What you need to do:
Gather all lines in the entries that include the word "system".

Task input:
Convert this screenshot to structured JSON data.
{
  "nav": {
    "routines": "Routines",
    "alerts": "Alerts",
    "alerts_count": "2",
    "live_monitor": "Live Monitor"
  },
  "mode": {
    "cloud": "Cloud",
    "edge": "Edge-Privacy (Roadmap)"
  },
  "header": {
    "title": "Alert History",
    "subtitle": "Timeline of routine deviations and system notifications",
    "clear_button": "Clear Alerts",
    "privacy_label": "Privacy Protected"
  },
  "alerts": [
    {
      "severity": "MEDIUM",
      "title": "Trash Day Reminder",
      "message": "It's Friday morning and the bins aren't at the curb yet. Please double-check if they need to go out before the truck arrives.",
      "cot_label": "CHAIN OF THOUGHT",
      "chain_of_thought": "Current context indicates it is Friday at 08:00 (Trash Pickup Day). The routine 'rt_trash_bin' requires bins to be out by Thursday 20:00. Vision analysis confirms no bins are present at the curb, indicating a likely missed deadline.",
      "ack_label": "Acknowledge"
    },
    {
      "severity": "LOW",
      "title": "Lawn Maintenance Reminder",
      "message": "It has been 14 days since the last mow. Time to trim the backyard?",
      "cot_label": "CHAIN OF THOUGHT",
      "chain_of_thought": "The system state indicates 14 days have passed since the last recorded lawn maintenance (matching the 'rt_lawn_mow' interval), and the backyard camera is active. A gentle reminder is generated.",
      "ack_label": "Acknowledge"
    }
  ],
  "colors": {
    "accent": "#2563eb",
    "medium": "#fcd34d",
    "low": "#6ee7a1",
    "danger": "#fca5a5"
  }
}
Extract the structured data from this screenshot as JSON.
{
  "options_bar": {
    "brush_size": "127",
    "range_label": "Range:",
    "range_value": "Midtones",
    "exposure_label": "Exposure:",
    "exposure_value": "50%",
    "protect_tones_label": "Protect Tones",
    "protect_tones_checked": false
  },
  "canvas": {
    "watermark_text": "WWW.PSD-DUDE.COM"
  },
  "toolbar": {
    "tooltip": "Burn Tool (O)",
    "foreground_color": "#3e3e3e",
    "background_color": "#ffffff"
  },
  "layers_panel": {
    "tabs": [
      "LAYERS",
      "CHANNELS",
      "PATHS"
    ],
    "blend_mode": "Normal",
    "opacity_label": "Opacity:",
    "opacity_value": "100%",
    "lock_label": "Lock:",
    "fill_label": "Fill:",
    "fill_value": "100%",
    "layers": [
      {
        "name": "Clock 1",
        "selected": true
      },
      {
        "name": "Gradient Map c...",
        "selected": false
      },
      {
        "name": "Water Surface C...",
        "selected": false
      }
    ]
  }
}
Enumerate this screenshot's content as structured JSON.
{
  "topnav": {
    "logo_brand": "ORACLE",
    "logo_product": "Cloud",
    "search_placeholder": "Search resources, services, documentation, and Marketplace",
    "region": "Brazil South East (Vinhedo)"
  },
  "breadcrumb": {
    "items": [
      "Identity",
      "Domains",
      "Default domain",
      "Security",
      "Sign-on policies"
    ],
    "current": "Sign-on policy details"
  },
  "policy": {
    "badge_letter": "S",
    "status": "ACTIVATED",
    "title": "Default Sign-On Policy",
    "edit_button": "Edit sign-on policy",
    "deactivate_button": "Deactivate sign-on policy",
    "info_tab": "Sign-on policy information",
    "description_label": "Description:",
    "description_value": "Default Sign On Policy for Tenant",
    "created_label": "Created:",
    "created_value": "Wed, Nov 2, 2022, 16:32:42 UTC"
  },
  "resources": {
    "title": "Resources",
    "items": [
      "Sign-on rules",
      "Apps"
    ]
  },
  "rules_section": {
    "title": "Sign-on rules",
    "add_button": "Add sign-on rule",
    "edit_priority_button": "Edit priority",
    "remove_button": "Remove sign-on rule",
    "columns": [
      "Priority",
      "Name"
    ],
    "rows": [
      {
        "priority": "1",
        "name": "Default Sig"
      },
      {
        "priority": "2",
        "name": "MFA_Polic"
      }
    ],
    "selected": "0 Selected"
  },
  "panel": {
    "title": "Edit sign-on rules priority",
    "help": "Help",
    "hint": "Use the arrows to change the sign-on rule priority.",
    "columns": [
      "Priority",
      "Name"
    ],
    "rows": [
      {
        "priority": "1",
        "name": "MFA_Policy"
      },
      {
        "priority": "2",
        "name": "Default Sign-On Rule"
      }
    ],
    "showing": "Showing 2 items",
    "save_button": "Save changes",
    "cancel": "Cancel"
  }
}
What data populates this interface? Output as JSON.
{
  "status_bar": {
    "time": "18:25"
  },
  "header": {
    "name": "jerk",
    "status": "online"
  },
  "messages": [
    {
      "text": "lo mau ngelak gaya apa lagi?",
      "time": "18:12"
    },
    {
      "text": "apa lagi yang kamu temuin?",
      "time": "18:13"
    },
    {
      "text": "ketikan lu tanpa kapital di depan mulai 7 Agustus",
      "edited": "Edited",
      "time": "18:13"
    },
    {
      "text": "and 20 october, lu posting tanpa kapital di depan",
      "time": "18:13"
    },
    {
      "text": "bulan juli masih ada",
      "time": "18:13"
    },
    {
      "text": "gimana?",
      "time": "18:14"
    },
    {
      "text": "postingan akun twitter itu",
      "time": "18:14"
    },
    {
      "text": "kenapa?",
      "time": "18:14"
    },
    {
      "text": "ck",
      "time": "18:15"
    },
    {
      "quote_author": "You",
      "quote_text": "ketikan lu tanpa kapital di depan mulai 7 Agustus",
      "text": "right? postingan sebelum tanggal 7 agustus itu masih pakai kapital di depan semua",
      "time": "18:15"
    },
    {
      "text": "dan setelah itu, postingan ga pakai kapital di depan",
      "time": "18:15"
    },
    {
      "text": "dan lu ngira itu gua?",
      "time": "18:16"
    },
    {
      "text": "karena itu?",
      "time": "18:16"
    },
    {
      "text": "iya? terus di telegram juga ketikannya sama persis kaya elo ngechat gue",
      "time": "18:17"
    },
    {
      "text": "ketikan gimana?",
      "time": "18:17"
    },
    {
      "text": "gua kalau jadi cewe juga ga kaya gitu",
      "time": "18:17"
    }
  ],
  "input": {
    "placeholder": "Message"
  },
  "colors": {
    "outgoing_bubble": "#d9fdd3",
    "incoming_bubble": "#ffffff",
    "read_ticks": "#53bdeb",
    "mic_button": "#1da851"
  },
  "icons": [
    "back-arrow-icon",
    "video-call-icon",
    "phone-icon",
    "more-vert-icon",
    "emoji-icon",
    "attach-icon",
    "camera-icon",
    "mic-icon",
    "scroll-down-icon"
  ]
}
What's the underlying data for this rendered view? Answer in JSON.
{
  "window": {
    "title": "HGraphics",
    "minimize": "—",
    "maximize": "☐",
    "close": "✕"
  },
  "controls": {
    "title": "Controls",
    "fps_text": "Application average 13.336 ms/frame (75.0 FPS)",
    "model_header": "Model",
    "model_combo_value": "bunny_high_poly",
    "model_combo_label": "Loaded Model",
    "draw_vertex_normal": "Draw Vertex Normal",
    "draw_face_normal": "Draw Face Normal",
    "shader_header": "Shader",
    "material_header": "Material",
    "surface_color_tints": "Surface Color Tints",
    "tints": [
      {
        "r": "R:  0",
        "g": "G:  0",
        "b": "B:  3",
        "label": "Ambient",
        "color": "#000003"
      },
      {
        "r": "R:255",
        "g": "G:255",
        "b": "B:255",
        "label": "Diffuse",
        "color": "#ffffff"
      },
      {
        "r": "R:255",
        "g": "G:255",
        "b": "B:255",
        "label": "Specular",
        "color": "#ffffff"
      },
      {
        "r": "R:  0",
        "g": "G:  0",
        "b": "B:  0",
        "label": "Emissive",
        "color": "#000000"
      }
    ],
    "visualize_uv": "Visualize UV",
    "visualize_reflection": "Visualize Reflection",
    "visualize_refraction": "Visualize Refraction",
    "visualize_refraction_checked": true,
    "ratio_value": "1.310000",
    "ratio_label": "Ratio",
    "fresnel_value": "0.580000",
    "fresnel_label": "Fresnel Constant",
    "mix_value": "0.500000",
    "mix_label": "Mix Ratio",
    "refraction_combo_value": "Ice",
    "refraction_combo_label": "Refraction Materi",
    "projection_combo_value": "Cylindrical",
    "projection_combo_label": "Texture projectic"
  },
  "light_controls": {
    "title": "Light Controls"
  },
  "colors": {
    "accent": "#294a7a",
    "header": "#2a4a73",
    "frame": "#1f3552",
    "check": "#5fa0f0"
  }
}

Answer for the task:
    "subtitle": "Timeline of routine deviations and system notifications",
      "chain_of_thought": "The system state indicates 14 days have passed since the last recorded lawn maintenance (matching the 'rt_lawn_mow' interval), and the backyard camera is active. A gentle reminder is generated.",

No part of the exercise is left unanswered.